Perfect Pairings With Thanksgiving Dinner

This is Thanksgiving week! Thanksgiving is my favorite holiday of the year. Christmas is more important, but Thanksgiving does-n’t come with the same stress that Christmas can bring.

This is the day that I cook, eat, drink, relax and spend with my most loved ones and friends.


Image 1 of 2

Start your Thanksgiving dinner with this Champagne, which is drinking so deliciously right now

But by now you have already read at least 100 times how wonderful Pinot Noir and Chardonnay are for your Thanksgiving meal, or how the release of Beaujolais Nouveau happens to coincide with Thanksgiving as well. That is all well and good, but you know that already. What I would like to share is what I think makes up a perfect Thanksgiving.

One must first start with family and friends. There is no Thanksgiving without them. The ability to share time, a meal and being thankful for them and around them is ultimately what Thanksgiving is all about. It really is not about the meal or the drink, is it? Even I have to remind myself of that sometimes. Yes, you can’t choose your family, but you can choose your friends wisely.

Then you must have a meal. Some meals are more elaborate than others. It all depends on how “big” you want to go. I have some friends who do multiple turkeys, use truffle butter, lobster tails and king crab legs. Some go out to eat, while others stay home for the festivities. I personally love to cook the meal myself.

But does it really need to be fancy? Not really. As long as the meal is something that you truly enjoy and that you can share. For me, I definitely do the traditional turkey stuffed with garlic and rosemary done on a charcoal grill, low and slow. I brine it for 24 hours to make sure it’s moist, juicy and well-seasoned. I add a touch of kiawe wood to the fire just at the end of cooking to give an accent of smokiness, too. My wife loves my mashed potatoes and gravy, while my family brings ambrosia salad, cranberry dressing, and even pinakbet and pancit! Again, it’s all what you make of it.

Now we come to the wine. I must insist on starting with Champagne. California Sparkling and Prosecco are nice alternatives, but Thanksgiving comes only once a year and we have so much to be thankful for. This year my selection for Champagne is the Non-Vintage Vilmart Grand Cellier Brut ($79). This particular batch that we have in the market is drinking so deliciously right now. It has loads of complexity and a luxurious flavor that is undeniable. From there we move on to a Chardonnay, and I recommend something with minerality, balance and pedigree with oak but not too much. If California is your thing, there are plenty to be had: Patz and Hall, Scherrer, Au Bon Climat, Peay and plenty more. My favorites come from Burgundy with names such as Meursault and Puligny Montrachet. I’m eyeing a bottle of 2005 Jobard Meursault Genevrieres ($119) in my cellar that I have been saving for a special occasion. The last time I had it, it was fully floral with nuances of nuts and juicy orchard fruit.

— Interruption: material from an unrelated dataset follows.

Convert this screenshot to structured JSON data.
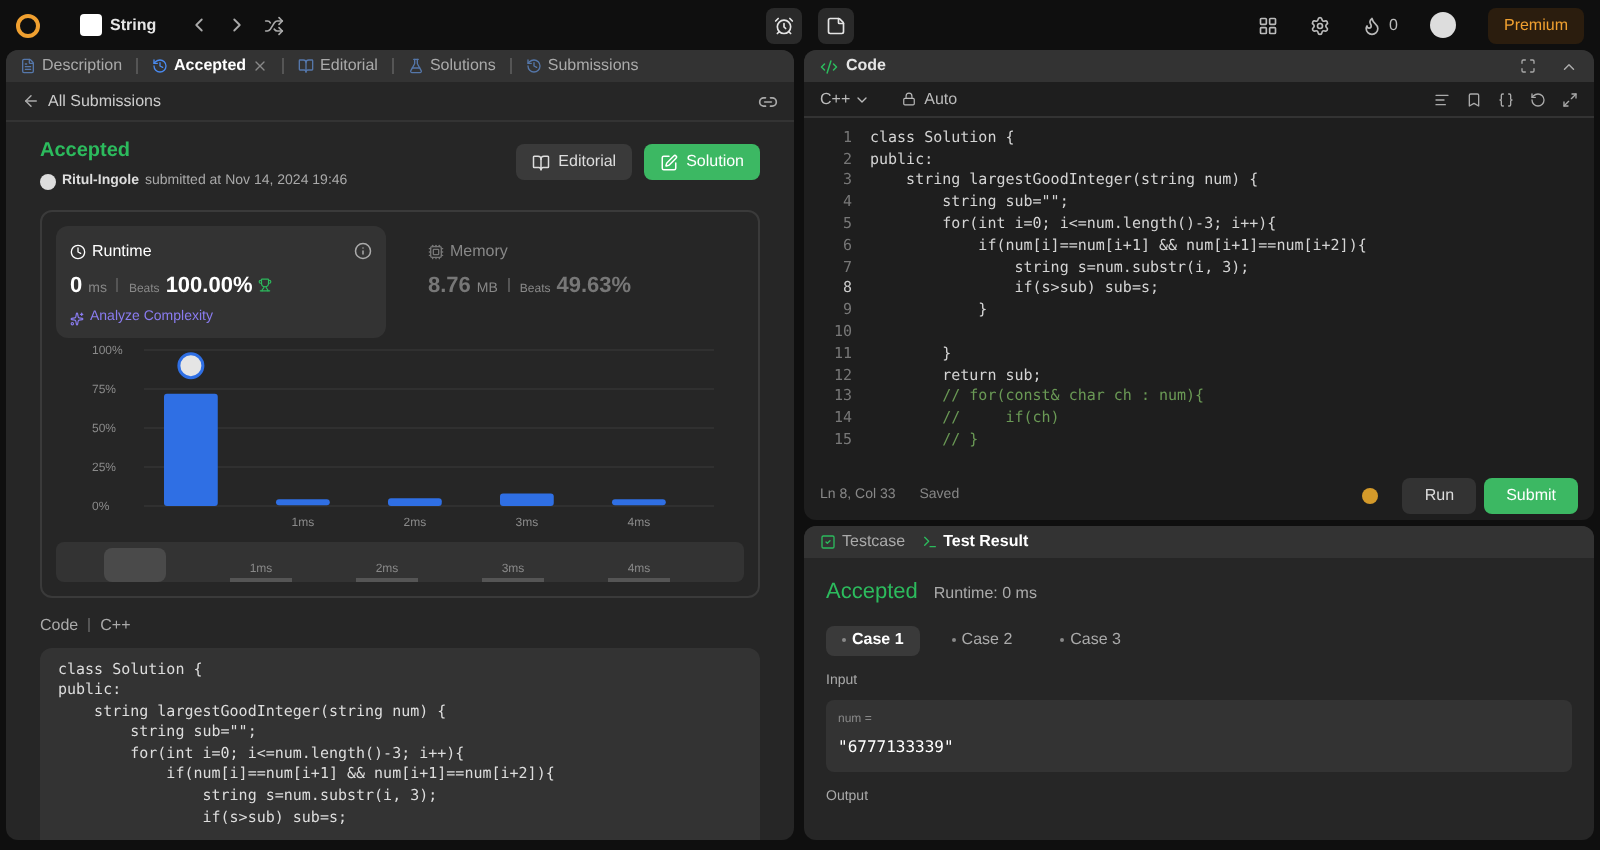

We then progress to the Pinot Noir. I truly enjoy great Cabernet, but my true love is Pinot Noir. Oregon and California have their greats. Kosta-Browne, Anthill Farms, Thomas George, Knez, Brewer Clifton, the list goes on. Again my palate leans toward the Old World. The 2009 Bouchard Volnay Caillerets Ancienne Cuvee Carnot ($69) is still young but precocious. It has perfectly ripe black and red fruits along with a deep bass note of oak and earth. I will probably open it early to give it enough time to breathe.

Lastly we always finish with a dessert wine. I typically end with an ancient Madeira or well-aged Port. But this year, with Kaneohe Bakery’s custard pie, I’m going to use Sauternes. The 2010 Domaine de l’Alliance Sauternes ($49/500ml bottle) is an extravagant example of what happens when a producer uses Draconian yields (3hl/ha which is equivalent to 0.17 ton/acre) with 100 percent new French oak. A sexy, sweet, sticky Sauterne is the result. If you have the opportunity to find and drink this, you will not soon forget it.

You may add your own twists on the menu and the wines, but the meaning of Thanksgiving should always remain. Make sure you take time out to be thankful this week and enjoy the time off and be safe.

Happy Thanksgiving!

Roberto Viernes is a master sommelier. Email or follow him on Twitter @Pinotpusher.